  1. Attal M, Richardson PG, Rajkumar SV, et al; ICARIA-MM study group. Isatuximab plus pomalidomide and low-dose dexamethasone versus pomalidomide and low-dose dexamethasone in patients with relapsed and refractory multiple myeloma (ICARIA-MM): a randomised, multicentre, open-label, phase 3 study. Lancet. 2019;394(10214):2096-2107.
  2. National Comprehensive Cancer Network (NCCN). Sarclisa. NCCN Drugs and Biologics Compendium. Fort Washington, PA: NCCN; 2020.
  3. sanofi-aventis U.S. LLC. Sarclisa (isatuximab-irfc) injection, for intravenous use. Prescribing Information. Bridgewater, NJ: sanofi-aventis U.S. LLC; March 2020.
  4. Sanofi. Multinational Clinical Study Comparing Isatuximab, Pomalidomide, and Dexamethasone to Pomalidomide and Dexamethasone in Refractory or Relapsed and Refractory Multiple Myeloma Patients (ICARIA-MM). ClinicalTrials.gov Identifier NCT02990338. Bethesda, MD: National Library of Medicine (NLM); updated October 28, 2020. Available at: https://clinicaltrials.gov/ct2/show/NCT02990338?term=NCT02990338&draw=2&rank=1. NLM identifier: NCT02990338. Accessed November 17, 2020.
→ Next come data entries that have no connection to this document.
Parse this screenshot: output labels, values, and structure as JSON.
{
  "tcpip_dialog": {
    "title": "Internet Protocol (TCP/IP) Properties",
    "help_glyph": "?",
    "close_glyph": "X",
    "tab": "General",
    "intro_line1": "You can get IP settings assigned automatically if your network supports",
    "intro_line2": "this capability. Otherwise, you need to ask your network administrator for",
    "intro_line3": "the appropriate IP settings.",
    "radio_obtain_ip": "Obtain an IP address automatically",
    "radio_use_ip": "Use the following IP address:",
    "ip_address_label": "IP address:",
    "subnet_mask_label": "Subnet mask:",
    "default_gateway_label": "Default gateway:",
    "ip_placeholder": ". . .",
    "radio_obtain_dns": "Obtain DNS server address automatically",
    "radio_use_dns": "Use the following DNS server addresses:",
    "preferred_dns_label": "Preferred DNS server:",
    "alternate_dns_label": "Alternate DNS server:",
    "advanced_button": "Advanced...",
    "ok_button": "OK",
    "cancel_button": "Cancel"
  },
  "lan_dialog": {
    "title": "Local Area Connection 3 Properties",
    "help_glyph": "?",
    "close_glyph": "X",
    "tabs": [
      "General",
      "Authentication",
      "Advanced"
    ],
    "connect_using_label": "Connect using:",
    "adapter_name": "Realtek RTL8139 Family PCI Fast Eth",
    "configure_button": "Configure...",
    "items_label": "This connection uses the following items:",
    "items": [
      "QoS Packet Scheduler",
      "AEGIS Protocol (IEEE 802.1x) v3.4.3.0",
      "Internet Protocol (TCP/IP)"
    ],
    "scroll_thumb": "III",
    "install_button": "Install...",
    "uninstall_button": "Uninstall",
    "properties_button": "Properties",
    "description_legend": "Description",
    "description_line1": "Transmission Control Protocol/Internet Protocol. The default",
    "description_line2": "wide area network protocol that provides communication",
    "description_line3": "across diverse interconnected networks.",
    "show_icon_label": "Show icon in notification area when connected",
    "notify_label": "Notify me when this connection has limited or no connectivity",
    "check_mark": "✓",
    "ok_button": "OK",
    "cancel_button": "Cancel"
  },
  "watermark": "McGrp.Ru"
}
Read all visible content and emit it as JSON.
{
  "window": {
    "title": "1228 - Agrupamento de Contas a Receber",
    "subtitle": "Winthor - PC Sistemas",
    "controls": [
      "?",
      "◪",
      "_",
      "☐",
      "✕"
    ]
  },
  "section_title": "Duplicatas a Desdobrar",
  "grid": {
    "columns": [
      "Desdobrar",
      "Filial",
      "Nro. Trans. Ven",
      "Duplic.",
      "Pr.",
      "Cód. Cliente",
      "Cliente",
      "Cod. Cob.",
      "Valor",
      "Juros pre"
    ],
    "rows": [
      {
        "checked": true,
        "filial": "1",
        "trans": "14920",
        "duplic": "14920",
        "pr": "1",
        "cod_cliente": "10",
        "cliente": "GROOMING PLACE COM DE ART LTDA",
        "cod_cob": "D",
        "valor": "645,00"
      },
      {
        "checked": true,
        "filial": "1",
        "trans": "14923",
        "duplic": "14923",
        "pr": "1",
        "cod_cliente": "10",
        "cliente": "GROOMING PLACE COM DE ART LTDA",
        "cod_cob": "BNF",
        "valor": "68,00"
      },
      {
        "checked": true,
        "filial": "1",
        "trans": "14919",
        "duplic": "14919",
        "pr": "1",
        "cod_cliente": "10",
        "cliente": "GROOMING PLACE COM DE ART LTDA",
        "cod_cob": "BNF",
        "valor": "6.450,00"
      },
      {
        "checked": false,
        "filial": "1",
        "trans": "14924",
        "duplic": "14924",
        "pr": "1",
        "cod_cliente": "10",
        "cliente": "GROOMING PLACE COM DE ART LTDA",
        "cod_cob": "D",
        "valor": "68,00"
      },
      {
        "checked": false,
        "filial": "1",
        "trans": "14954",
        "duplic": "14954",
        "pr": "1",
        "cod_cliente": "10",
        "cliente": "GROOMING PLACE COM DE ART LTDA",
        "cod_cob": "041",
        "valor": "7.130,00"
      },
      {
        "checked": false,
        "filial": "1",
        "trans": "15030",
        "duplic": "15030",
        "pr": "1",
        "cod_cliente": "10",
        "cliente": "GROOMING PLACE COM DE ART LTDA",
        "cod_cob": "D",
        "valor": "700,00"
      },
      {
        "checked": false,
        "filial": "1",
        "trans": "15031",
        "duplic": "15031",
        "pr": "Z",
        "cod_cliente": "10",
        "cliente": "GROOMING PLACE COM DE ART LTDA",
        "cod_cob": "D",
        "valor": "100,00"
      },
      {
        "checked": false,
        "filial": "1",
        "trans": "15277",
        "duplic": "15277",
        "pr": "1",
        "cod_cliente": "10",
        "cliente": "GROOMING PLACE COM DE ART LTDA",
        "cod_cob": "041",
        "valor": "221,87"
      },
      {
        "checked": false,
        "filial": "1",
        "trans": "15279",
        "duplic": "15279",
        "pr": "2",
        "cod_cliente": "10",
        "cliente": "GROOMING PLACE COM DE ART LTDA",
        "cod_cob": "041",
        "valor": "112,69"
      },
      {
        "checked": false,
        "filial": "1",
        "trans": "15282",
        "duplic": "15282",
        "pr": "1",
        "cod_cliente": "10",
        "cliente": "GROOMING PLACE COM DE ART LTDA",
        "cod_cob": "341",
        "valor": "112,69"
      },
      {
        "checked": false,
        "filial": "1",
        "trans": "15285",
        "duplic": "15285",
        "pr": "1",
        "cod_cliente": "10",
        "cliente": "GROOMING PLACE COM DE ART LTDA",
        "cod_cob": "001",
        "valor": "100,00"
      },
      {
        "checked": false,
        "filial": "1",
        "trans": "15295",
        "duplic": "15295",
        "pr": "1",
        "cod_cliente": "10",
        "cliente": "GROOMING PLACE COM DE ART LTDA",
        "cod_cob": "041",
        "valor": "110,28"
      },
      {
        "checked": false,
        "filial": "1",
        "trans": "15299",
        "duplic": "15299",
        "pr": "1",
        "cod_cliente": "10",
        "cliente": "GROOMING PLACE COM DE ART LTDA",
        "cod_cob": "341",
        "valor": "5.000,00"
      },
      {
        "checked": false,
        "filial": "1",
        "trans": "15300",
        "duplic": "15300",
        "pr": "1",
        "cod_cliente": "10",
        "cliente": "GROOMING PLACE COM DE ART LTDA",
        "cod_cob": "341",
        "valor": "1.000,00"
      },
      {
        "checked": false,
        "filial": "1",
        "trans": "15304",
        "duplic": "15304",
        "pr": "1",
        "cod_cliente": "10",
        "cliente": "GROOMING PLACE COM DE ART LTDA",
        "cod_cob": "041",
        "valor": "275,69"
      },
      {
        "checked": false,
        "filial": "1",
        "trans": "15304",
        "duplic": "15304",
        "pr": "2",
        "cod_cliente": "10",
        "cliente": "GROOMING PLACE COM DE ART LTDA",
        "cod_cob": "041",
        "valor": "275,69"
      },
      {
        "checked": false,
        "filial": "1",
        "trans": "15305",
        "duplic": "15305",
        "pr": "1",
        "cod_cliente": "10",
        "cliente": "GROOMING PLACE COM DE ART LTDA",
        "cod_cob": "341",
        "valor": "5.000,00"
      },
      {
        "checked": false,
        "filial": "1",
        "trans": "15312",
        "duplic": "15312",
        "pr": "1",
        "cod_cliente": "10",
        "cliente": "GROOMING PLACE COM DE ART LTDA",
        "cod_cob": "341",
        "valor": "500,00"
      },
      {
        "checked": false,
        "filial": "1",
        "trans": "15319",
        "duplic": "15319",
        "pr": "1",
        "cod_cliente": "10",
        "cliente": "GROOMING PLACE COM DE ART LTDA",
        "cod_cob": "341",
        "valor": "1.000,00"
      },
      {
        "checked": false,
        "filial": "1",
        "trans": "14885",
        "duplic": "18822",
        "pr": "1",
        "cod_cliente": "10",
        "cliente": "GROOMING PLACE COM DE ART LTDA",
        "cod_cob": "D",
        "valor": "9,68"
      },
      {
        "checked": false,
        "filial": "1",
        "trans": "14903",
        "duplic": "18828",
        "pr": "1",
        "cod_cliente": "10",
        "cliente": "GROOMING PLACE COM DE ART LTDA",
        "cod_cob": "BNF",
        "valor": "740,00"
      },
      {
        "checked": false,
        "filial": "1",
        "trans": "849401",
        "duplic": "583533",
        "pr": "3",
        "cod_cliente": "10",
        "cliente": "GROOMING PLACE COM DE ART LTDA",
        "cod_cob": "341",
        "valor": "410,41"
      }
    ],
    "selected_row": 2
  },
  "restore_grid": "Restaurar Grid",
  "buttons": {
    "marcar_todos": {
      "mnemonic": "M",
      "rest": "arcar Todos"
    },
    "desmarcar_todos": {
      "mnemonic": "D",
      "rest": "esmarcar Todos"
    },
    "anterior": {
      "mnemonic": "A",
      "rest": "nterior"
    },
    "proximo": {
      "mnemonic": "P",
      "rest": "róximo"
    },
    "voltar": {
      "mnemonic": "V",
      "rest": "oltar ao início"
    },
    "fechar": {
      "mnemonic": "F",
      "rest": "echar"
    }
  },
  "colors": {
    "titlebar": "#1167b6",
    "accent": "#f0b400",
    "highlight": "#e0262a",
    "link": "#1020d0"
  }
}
  5. U.S. Food and Drug Administration (FDA). FDA approves new therapy for patients with previously treated multiple myeloma. FDA News Release. Silver Spring, MD: FDA; March 02, 2020.